:: Brief ::
Find the word "Stato" in the data, then copy each line where it is found.

:: Data in this exercise ::
━━━━
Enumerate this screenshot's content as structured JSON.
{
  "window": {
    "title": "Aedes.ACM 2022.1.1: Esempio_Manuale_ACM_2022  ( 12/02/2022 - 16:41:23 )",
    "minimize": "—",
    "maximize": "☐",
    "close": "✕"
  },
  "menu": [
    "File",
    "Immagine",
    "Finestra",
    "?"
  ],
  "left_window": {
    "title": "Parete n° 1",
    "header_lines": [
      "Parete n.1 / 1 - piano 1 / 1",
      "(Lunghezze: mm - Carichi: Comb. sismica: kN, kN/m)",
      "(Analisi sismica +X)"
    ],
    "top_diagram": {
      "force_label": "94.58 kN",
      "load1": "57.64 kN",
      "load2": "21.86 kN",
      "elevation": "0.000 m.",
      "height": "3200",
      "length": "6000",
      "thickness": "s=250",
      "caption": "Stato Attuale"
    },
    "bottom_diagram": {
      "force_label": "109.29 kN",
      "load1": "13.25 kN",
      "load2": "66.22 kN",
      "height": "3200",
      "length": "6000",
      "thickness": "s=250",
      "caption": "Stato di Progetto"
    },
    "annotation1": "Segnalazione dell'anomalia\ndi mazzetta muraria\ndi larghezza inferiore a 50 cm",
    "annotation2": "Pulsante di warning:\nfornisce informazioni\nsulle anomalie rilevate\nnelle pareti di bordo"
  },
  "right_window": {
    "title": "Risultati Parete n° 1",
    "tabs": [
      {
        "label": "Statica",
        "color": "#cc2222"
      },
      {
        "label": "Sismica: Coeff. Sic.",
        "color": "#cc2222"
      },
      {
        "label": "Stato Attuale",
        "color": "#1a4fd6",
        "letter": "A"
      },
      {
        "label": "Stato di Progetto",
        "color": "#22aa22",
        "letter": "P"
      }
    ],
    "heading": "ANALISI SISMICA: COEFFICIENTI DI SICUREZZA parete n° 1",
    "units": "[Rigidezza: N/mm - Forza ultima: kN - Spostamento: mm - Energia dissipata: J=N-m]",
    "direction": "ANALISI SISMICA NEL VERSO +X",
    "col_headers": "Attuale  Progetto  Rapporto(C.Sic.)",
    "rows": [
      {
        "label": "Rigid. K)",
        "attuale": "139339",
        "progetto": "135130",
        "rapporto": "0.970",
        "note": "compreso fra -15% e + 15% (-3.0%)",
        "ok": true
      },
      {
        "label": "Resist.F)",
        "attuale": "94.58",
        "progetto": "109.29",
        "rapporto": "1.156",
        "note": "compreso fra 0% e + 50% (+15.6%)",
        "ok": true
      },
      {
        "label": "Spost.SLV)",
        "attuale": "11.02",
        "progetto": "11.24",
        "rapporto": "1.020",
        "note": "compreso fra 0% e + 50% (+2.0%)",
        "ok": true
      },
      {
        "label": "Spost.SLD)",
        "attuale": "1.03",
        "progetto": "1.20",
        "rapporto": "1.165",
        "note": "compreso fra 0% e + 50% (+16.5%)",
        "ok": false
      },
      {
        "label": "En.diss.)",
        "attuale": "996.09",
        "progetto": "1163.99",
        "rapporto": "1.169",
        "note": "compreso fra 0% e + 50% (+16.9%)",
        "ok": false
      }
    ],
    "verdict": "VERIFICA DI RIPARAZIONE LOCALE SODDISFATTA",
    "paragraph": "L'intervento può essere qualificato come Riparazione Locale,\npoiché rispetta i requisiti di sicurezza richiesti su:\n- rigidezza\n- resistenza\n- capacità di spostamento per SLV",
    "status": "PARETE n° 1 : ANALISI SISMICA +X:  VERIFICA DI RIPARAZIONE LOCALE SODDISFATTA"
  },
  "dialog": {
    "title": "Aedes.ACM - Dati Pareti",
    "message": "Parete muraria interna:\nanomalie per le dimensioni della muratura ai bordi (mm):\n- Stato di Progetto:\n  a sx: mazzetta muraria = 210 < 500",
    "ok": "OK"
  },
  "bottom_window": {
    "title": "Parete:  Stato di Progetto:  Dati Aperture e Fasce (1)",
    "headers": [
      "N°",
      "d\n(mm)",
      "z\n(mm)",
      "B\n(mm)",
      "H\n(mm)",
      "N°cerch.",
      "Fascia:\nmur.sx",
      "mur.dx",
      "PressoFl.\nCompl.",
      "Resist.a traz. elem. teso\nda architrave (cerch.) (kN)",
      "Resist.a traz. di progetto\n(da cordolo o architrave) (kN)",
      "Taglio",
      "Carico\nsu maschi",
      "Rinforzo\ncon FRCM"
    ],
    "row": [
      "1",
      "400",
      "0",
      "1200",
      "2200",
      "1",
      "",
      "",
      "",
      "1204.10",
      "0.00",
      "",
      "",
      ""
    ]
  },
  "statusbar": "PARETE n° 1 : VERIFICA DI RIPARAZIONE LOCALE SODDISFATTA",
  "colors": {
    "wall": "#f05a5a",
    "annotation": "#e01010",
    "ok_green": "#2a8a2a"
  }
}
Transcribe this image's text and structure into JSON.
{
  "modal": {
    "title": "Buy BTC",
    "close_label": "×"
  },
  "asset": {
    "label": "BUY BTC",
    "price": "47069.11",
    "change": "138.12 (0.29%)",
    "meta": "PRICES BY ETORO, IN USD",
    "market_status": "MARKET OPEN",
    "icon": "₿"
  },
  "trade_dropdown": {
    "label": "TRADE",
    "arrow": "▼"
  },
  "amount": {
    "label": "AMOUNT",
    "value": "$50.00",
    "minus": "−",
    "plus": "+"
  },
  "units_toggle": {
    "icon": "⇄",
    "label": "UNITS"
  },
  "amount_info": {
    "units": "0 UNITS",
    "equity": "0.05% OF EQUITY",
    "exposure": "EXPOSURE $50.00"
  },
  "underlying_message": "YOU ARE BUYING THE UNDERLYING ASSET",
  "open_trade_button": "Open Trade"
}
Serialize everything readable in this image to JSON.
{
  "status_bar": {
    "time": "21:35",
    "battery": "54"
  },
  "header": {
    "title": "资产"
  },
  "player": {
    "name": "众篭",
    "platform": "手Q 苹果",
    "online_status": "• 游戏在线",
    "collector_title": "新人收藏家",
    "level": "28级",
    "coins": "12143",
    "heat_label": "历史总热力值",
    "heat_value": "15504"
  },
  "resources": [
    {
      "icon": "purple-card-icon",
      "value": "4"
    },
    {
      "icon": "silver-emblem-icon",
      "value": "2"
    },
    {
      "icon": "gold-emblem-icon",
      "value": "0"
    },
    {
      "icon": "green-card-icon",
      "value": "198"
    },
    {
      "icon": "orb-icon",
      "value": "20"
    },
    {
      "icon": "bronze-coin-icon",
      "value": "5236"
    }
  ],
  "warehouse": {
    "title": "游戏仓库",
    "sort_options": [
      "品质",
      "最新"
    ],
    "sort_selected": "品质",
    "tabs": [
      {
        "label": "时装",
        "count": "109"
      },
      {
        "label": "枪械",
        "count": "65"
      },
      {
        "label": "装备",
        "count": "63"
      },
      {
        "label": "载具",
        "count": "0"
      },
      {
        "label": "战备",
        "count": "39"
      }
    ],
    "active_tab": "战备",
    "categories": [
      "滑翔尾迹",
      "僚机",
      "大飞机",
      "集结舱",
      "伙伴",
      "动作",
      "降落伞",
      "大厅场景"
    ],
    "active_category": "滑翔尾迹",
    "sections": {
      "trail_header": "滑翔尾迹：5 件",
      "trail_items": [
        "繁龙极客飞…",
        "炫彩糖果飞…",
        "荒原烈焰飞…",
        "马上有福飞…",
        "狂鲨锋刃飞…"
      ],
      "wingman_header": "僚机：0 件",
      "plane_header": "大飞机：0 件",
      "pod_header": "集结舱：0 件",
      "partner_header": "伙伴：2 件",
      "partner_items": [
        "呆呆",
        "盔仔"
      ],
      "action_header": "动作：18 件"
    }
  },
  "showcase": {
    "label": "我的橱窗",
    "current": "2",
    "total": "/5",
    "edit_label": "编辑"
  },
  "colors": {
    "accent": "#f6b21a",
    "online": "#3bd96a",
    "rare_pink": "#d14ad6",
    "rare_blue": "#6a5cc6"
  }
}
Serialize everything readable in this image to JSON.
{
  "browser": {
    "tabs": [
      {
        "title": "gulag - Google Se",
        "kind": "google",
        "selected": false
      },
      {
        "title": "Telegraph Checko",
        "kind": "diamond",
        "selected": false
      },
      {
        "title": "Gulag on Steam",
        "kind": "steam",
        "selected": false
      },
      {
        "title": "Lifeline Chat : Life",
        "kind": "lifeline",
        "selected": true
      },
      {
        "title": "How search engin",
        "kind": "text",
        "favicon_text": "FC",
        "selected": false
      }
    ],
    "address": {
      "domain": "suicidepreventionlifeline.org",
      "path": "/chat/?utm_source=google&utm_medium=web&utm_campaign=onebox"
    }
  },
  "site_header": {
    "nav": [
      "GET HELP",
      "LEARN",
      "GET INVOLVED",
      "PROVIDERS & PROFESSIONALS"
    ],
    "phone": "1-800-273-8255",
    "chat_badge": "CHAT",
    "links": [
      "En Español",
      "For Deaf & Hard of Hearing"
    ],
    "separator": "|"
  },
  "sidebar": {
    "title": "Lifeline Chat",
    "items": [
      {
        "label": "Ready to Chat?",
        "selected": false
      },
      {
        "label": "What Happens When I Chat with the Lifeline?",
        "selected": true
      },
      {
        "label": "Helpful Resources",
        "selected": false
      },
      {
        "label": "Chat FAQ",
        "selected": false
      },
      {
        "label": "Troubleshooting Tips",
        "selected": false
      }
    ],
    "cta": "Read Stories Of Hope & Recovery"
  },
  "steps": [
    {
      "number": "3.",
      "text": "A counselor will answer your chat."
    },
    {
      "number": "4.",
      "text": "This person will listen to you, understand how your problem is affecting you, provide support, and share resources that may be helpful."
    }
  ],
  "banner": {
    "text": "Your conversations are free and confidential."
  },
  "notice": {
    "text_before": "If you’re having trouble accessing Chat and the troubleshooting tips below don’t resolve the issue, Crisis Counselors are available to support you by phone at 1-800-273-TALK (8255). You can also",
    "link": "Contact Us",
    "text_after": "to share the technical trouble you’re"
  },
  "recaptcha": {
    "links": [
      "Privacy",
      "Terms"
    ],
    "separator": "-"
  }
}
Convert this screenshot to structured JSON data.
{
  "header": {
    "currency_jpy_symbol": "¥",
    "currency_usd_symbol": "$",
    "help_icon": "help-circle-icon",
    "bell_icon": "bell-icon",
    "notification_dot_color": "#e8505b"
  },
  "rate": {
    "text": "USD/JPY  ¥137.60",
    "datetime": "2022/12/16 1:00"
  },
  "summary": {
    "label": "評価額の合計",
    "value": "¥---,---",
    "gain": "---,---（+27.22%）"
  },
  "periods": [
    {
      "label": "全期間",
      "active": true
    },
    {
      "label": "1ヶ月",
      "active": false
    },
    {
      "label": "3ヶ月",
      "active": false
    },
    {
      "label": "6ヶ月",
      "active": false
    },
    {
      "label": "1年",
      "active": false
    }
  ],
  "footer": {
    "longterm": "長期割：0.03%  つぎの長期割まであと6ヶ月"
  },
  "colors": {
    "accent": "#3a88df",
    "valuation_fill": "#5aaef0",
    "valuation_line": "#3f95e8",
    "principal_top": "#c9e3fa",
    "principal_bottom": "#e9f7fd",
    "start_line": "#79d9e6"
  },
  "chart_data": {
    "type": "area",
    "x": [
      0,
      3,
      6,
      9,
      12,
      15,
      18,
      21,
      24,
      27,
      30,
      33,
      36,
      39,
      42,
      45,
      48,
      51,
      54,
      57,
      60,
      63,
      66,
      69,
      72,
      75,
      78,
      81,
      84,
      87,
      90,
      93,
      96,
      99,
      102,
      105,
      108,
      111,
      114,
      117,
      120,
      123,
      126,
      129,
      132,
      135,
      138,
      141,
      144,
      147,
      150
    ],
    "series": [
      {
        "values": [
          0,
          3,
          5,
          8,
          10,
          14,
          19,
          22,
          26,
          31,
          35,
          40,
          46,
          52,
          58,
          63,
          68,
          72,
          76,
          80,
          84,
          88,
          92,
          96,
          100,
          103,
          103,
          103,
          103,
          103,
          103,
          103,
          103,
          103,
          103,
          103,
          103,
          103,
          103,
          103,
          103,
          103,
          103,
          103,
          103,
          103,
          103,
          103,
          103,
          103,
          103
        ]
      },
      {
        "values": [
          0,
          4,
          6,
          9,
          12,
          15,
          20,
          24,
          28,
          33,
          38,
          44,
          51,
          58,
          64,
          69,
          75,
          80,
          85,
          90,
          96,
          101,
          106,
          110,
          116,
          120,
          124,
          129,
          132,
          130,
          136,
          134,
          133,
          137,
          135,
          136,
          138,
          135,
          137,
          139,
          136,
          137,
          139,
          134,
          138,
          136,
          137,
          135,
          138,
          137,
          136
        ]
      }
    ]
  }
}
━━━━
:: Task answer ::
      "caption": "Stato Attuale"
      "caption": "Stato di Progetto"
        "label": "Stato Attuale",
        "label": "Stato di Progetto",
    "message": "Parete muraria interna:\nanomalie per le dimensioni della muratura ai bordi (mm):\n- Stato di Progetto:\n  a sx: mazzetta muraria = 210 < 500",
    "title": "Parete:  Stato di Progetto:  Dati Aperture e Fasce (1)",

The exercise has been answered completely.